[[ Data supplied open ]]
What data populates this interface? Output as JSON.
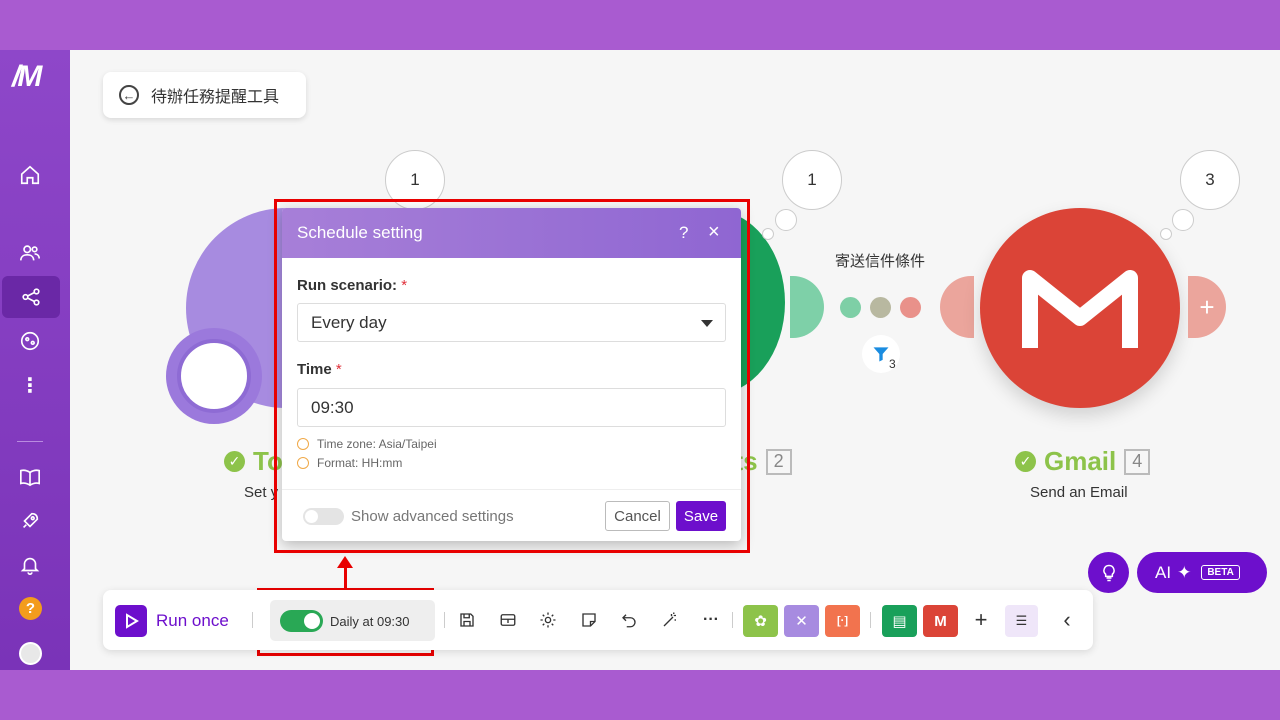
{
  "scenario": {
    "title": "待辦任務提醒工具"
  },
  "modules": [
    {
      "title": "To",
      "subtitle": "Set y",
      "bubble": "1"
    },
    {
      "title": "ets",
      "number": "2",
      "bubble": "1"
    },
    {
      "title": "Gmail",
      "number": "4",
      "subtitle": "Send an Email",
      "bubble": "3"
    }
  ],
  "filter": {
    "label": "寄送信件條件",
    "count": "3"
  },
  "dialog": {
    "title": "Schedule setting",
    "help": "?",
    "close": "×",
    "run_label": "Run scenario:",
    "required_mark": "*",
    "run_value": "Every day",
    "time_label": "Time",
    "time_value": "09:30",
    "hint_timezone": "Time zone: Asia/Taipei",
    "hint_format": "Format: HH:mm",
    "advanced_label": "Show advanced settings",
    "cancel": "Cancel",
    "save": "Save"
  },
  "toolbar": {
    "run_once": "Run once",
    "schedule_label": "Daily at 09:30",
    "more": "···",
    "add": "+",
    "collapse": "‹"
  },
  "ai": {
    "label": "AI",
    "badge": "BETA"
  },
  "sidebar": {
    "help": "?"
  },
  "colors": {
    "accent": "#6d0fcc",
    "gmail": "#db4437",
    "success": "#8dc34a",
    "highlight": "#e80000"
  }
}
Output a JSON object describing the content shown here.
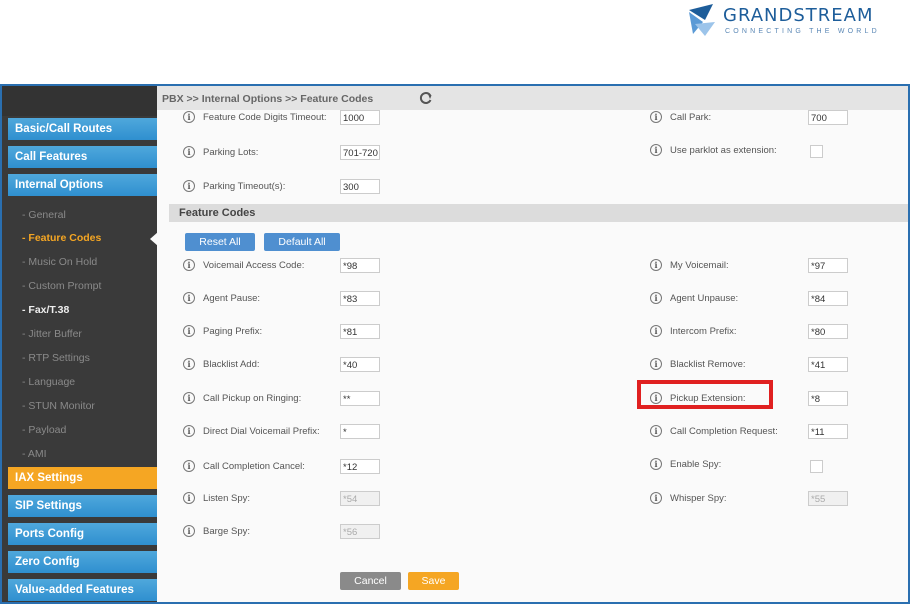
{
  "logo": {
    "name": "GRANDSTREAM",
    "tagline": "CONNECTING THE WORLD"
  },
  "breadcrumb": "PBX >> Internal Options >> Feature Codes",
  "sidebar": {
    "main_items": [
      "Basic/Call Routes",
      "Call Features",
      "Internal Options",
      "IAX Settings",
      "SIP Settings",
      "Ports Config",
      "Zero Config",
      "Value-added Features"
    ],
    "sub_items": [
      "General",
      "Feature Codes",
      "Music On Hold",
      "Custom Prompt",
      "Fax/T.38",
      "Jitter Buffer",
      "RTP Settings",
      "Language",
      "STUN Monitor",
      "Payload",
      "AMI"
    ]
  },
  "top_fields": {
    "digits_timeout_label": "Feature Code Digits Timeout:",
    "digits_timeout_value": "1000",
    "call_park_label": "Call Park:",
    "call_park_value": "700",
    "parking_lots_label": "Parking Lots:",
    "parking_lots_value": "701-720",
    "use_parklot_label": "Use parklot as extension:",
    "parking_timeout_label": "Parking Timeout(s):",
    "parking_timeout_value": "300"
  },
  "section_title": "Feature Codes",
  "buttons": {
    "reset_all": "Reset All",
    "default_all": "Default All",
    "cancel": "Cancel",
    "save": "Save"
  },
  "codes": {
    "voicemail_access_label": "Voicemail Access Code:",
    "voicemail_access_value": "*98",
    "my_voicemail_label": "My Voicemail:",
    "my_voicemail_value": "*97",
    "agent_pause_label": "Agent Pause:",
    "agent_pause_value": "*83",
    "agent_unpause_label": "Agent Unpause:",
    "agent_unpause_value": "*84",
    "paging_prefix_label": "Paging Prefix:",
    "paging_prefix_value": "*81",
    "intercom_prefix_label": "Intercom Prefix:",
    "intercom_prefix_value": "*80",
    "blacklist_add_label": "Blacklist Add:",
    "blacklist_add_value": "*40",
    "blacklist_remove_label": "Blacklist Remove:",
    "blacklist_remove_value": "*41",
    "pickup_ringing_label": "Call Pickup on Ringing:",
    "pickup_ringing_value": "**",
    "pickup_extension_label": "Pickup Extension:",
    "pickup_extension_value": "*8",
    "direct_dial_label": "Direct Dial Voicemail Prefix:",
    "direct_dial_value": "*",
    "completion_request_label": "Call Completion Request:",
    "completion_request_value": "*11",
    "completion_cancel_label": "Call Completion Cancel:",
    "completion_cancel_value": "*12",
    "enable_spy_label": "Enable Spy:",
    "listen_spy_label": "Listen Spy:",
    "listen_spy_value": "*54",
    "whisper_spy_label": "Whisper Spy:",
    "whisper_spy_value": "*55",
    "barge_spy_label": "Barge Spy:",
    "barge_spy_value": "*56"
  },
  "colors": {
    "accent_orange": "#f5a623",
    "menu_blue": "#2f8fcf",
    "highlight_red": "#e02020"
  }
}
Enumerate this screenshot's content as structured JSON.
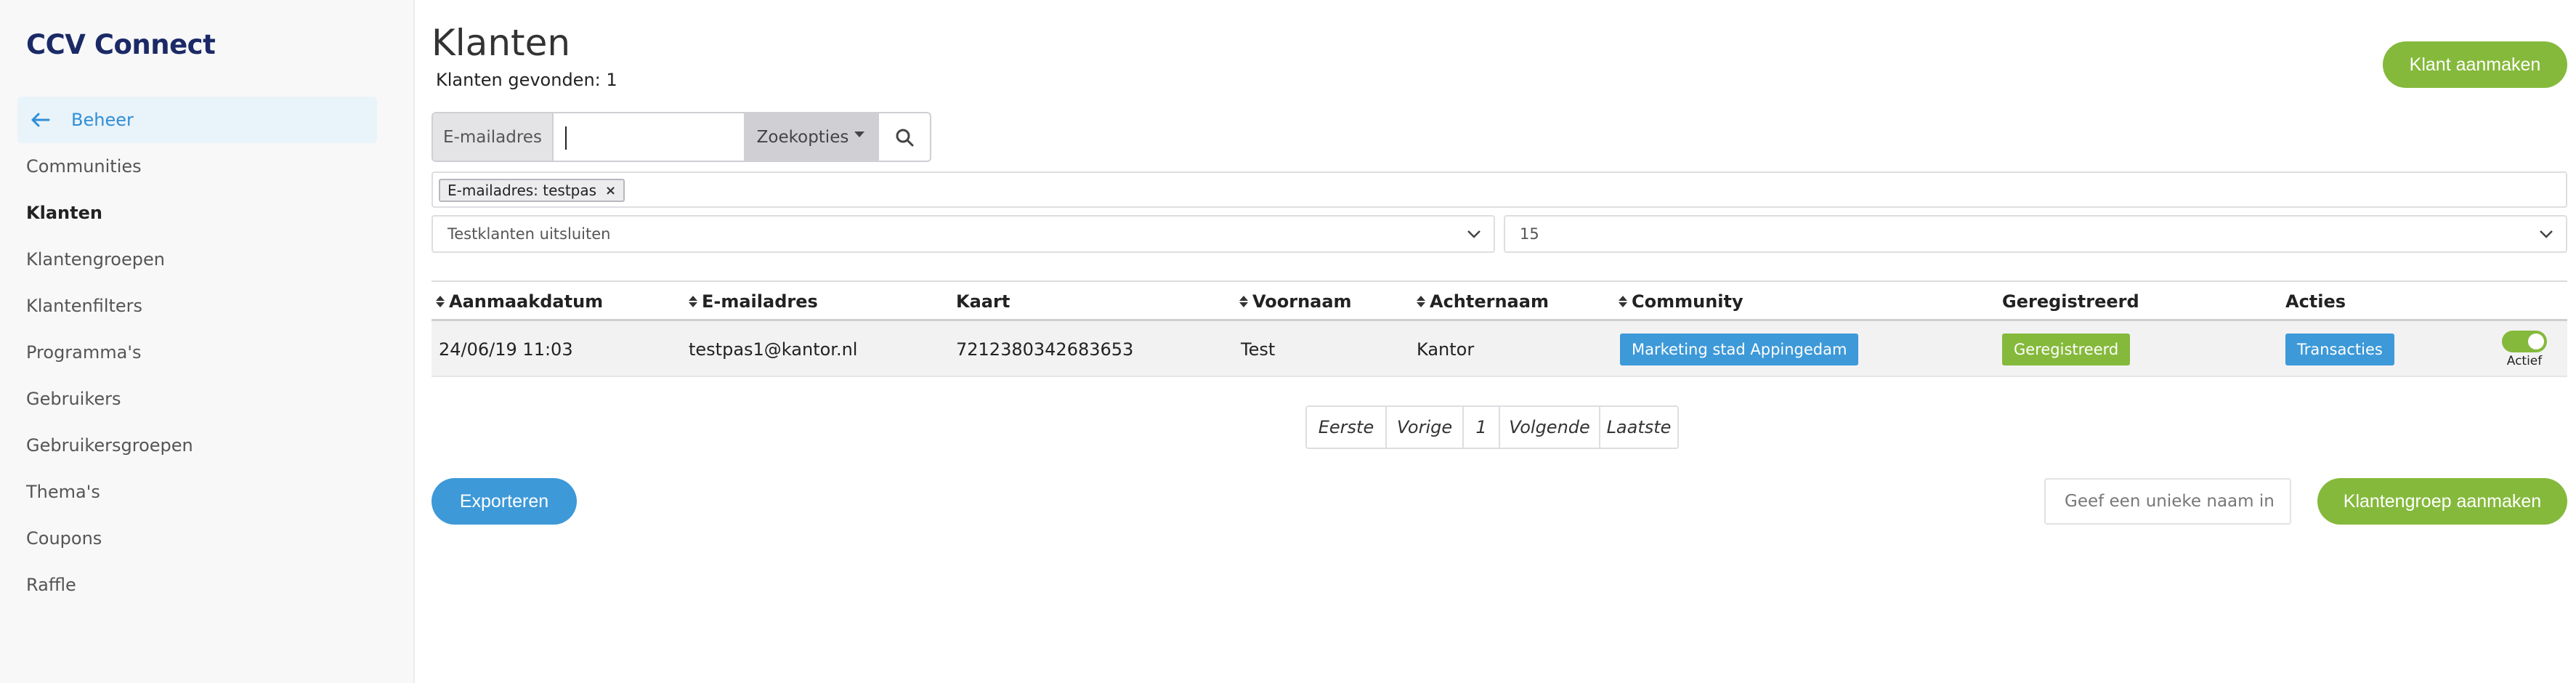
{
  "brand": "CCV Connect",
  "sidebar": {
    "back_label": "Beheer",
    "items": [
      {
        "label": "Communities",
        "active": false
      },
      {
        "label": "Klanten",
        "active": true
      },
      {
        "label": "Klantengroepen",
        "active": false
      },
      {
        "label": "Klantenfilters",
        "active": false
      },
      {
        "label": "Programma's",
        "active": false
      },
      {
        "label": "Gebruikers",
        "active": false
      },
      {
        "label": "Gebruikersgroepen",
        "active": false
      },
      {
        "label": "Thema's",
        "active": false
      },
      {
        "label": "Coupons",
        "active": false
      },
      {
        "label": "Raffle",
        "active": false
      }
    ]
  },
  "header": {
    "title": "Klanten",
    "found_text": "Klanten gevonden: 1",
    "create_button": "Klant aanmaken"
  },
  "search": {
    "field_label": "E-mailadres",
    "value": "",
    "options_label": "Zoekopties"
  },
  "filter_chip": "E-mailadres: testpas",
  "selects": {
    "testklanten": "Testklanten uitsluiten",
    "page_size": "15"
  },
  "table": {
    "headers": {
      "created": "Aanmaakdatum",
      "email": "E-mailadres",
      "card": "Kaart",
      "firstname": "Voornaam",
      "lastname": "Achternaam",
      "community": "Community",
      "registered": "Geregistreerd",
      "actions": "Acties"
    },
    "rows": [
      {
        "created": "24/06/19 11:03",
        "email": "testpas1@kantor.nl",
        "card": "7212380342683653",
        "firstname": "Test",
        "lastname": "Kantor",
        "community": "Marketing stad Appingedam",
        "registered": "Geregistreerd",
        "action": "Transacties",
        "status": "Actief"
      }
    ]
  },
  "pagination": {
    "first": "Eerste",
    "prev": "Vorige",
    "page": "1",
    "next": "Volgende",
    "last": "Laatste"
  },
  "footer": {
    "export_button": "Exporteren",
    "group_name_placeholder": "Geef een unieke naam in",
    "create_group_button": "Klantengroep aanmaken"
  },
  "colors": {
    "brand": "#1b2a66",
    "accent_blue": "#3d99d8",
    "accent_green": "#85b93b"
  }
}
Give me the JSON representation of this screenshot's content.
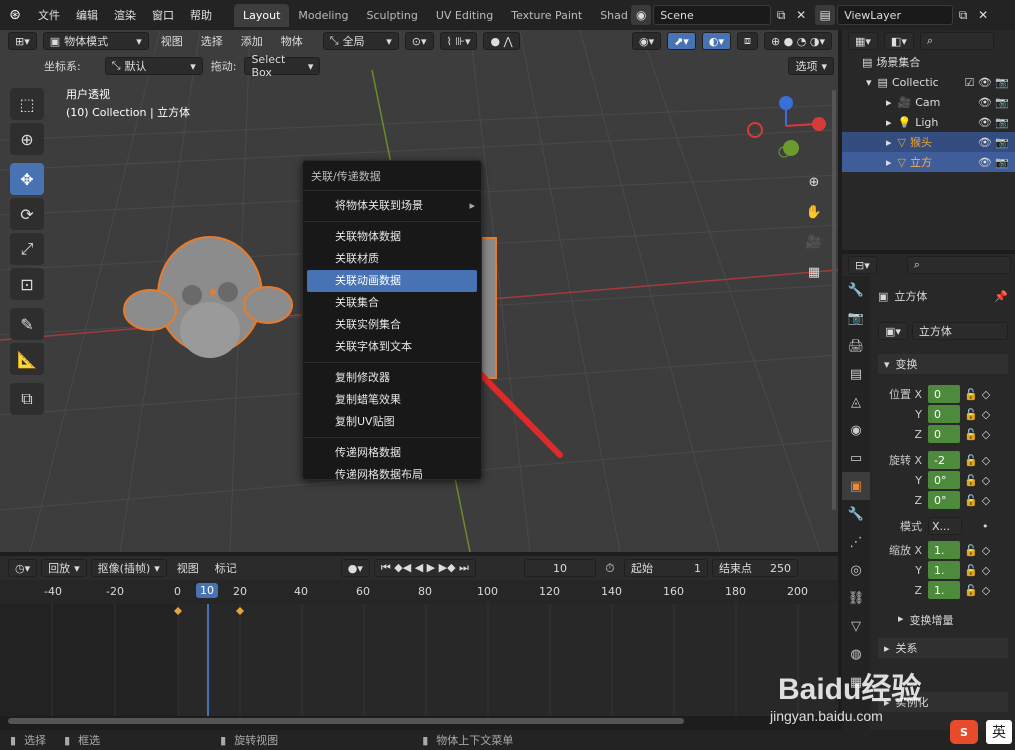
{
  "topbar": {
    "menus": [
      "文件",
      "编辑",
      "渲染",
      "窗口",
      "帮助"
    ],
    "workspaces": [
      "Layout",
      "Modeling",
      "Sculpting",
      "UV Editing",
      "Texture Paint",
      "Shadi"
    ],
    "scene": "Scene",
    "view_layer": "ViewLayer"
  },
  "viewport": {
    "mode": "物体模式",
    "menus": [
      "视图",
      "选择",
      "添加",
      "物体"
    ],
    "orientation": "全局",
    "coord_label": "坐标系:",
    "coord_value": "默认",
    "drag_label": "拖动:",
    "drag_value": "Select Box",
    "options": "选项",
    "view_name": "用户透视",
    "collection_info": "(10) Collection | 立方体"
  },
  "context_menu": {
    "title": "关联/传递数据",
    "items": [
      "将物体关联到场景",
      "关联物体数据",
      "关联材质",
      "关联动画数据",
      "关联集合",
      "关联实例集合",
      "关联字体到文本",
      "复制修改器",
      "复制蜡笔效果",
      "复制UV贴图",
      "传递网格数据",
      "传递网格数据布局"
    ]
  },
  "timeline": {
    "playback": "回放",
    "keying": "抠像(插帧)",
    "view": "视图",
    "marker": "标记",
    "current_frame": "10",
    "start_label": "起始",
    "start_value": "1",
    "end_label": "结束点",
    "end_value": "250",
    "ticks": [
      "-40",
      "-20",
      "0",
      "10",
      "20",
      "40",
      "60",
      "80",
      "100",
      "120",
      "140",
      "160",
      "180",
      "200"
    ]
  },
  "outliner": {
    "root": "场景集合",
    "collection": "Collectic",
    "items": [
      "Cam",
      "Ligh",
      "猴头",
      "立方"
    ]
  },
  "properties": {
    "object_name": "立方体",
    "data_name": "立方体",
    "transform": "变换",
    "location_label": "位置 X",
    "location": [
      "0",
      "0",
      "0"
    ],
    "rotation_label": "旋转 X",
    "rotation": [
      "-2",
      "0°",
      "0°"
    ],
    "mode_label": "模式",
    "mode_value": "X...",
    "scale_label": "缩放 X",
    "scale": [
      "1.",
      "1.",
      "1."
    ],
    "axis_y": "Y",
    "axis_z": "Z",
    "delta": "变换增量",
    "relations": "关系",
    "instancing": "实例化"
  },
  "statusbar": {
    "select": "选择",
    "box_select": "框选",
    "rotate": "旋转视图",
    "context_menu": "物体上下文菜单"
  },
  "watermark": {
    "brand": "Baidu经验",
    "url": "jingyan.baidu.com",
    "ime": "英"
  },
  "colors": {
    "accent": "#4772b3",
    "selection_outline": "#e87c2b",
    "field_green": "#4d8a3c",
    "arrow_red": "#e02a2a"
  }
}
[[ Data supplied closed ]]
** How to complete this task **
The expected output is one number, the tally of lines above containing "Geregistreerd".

** Solution to the exercise **
2